And it is because of the passion, enthusiasm and energy of young people that I started my educational charity MOBIE (Ministry of Building Innovation and Education) in 2017.
We work with incredible young people to transform the way we design, build, manufacture and live in homes across Britain. The way we build today isn’t green at all. The way we live in our homes over our lifetime isn’t green at all.
The UK construction industry produces 136.2 million tonnes of waste every year which is way more than household waste (27.3 million tonnes) and commercial waste (41.7 million tonnes), yet we continue to build (at best) average quality homes across the country that cause devastating damage to the planet.
We now run our courses with many universities and colleges across the country and we are rapidly expanding. Our first cohort of MSc students graduated from Teesside University this summer, which was a proud moment for the MOBIE team.
Many of these students are now taking jobs in a home building industry that must change. Our MOBIE DESIGN CHALLENGES, which we run throughout the year with schools, have seen inspirational 14 year olds design some of the most amazing housing projects imaginable and we are challenging the market by working with government and industry to create homes that are not only beautiful places to live, but reverse the damage caused to the environment.
A long way to go
We have made incredible progress in the 2 years since MOBIE has been formed but we have a long, long way to go to reverse the damage caused by the last 200 years of unsustainable development.

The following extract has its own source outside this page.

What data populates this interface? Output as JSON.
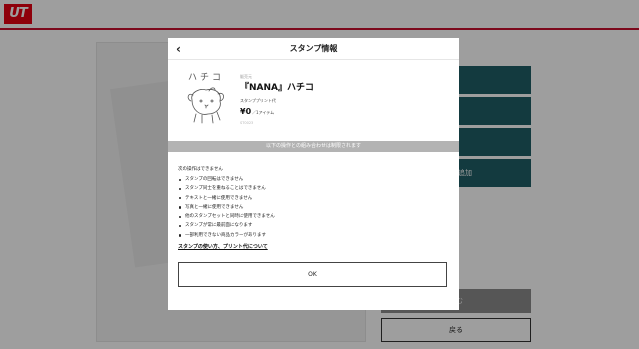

We need to be building, beautiful zero carbon homes and retrofitting our 27 million existing homes to be ecological and it is only by engaging with young people that we will have any chance of doing it.
MOBIE is one of the green vehicles available to take young people on that sustainable journey, but they need to be in the driving seat